▶ Problem to work on:
Below are the records; count the lines in which "value" occurs and report only that number.

BEGIN

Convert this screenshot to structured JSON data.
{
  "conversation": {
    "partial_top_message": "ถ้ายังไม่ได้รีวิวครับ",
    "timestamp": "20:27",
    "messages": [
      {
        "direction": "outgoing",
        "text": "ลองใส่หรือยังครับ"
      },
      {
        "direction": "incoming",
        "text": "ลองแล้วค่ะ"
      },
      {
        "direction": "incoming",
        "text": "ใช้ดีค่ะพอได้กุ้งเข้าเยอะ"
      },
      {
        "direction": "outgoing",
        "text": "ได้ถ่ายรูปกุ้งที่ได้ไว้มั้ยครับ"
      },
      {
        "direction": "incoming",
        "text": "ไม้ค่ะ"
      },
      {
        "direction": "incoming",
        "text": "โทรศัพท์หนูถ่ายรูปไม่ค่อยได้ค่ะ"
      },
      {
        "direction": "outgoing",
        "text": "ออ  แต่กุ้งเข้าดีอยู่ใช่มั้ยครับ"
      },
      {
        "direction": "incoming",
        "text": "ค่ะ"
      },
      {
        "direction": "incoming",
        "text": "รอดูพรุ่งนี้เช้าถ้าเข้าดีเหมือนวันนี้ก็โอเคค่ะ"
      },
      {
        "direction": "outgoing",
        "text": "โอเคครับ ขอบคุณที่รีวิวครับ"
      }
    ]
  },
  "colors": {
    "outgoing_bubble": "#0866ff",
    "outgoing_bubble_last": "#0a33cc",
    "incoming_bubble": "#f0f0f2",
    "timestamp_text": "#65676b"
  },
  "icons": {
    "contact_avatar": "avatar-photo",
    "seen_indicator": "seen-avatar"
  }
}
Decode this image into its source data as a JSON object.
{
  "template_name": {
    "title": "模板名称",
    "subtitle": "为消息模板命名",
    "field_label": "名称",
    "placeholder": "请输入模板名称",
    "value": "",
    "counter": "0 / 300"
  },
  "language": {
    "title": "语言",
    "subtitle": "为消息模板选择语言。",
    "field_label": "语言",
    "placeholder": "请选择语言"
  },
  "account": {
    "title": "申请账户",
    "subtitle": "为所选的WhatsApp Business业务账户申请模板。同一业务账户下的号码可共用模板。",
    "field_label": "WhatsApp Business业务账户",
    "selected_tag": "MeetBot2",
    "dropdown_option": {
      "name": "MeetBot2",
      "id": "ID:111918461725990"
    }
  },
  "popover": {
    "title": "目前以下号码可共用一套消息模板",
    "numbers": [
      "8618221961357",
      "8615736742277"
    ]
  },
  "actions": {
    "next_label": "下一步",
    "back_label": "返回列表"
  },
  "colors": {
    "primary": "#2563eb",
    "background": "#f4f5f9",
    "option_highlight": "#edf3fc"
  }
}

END
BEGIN

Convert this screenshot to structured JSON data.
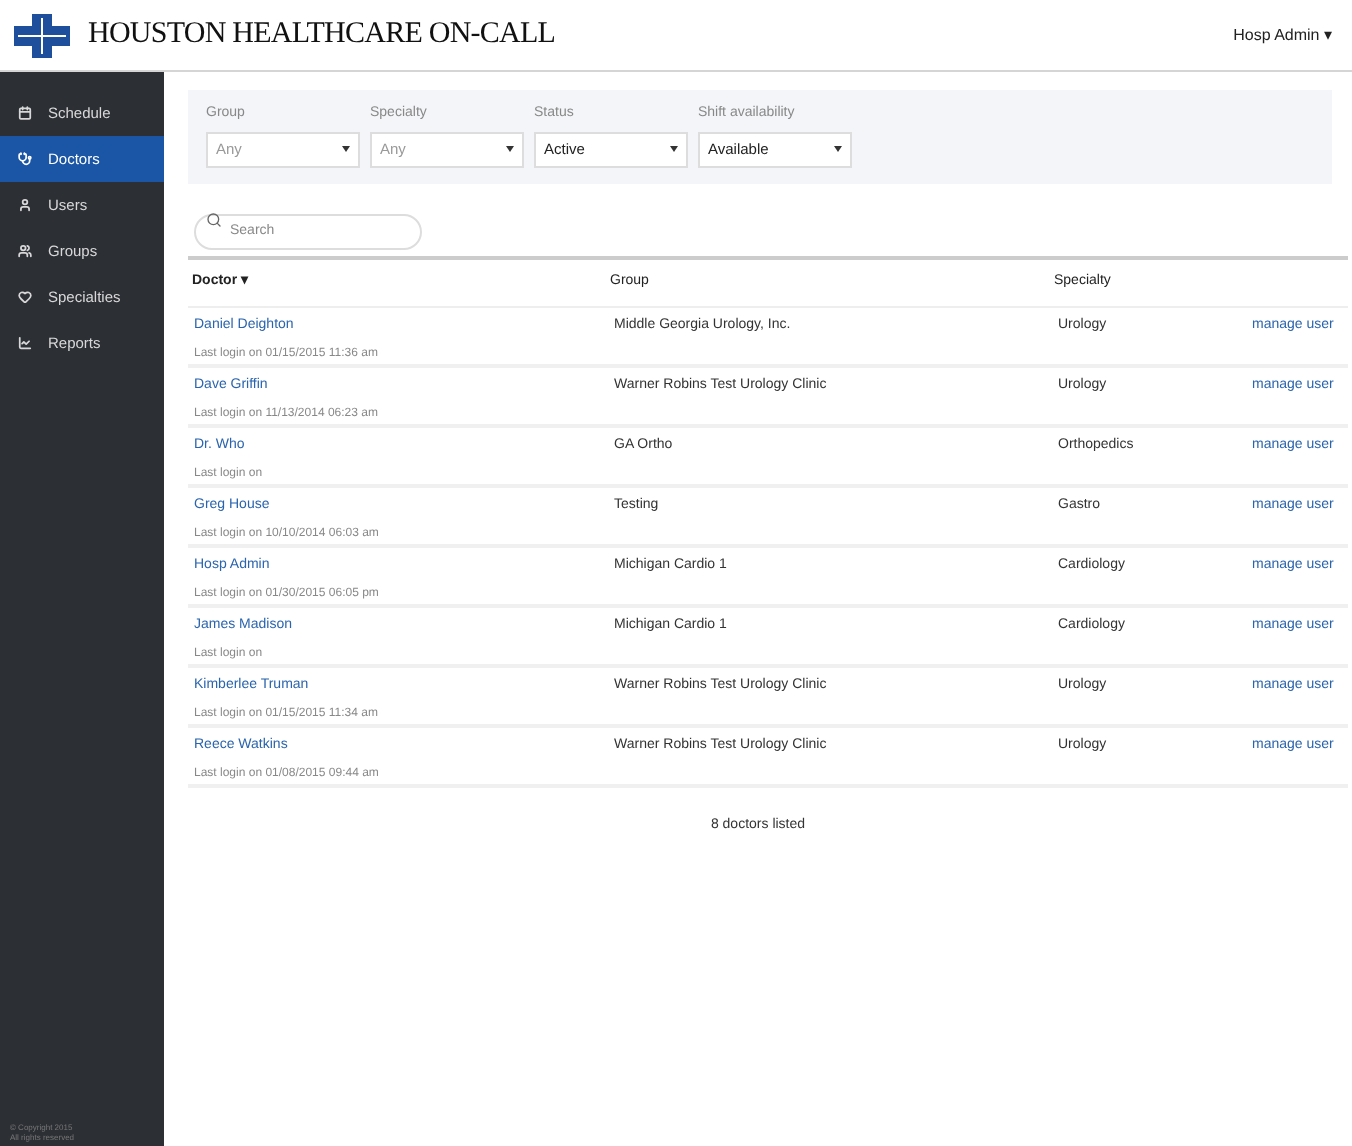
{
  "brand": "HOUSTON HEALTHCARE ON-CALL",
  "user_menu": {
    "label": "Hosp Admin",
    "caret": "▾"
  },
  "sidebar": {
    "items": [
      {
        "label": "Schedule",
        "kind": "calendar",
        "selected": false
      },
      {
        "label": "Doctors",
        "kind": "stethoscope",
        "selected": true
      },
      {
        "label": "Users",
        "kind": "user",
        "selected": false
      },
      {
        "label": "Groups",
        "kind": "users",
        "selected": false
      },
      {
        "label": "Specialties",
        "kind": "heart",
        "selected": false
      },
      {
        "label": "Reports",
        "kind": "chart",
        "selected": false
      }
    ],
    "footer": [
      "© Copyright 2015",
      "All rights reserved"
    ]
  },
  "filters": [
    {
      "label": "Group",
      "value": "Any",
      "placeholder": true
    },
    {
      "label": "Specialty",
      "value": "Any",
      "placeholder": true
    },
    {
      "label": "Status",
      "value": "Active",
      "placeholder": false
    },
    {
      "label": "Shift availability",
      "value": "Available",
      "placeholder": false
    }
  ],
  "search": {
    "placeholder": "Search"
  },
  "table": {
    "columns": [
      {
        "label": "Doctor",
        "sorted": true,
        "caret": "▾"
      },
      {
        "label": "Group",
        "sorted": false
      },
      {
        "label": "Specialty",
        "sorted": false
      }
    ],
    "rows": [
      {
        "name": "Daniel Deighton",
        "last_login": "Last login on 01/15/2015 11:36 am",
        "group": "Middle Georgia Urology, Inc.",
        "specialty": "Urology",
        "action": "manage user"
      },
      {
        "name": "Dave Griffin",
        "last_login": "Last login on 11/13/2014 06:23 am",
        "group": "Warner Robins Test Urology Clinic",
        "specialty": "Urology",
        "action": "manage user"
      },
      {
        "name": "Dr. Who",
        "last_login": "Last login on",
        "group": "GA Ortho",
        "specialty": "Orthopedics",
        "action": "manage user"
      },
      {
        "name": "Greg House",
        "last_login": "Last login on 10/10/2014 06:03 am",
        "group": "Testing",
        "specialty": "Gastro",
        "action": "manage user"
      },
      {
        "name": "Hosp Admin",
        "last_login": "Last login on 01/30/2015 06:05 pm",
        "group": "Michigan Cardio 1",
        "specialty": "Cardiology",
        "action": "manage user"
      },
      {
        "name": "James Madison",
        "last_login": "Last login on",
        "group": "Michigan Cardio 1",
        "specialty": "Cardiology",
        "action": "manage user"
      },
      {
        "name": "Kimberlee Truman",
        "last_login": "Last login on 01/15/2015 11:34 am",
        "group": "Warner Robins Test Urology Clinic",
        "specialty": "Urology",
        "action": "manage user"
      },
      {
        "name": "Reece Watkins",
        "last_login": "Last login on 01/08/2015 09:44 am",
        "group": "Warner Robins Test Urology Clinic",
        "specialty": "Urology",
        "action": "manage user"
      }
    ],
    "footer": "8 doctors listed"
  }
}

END

▶ Solution:
5